### Record excerpts

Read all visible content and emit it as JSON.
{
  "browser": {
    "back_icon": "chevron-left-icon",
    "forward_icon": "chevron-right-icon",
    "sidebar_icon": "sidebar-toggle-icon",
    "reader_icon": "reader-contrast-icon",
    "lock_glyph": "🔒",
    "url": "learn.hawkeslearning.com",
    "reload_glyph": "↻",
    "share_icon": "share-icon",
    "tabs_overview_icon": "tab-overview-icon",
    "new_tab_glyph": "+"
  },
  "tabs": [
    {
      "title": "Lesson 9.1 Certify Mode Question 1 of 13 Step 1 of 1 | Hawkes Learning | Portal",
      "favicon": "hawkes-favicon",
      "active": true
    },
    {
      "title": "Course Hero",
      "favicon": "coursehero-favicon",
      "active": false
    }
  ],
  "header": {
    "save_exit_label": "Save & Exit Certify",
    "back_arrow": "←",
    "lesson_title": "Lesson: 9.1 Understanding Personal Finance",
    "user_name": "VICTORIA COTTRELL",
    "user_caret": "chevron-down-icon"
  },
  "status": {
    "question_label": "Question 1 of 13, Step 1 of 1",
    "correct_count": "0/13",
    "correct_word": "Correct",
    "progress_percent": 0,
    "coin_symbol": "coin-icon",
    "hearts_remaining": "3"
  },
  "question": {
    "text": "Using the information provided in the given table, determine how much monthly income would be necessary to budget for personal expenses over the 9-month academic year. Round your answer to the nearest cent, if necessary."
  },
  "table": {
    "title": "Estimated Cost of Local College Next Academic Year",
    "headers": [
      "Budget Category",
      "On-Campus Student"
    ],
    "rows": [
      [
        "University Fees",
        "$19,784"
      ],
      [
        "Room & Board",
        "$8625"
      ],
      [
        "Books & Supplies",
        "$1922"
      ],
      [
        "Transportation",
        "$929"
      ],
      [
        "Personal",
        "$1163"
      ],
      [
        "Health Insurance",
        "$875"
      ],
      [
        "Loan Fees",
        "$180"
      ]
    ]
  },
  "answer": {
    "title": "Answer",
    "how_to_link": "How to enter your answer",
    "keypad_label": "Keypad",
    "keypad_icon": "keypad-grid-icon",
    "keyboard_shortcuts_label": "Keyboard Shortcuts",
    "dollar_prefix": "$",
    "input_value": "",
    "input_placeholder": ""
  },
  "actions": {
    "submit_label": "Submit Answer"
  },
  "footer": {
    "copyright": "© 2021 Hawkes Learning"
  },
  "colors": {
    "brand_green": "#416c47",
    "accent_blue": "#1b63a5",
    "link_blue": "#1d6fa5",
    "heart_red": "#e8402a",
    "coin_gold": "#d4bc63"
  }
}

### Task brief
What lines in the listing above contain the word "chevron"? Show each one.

### Finished exercise
    "back_icon": "chevron-left-icon",
    "forward_icon": "chevron-right-icon",
    "user_caret": "chevron-down-icon"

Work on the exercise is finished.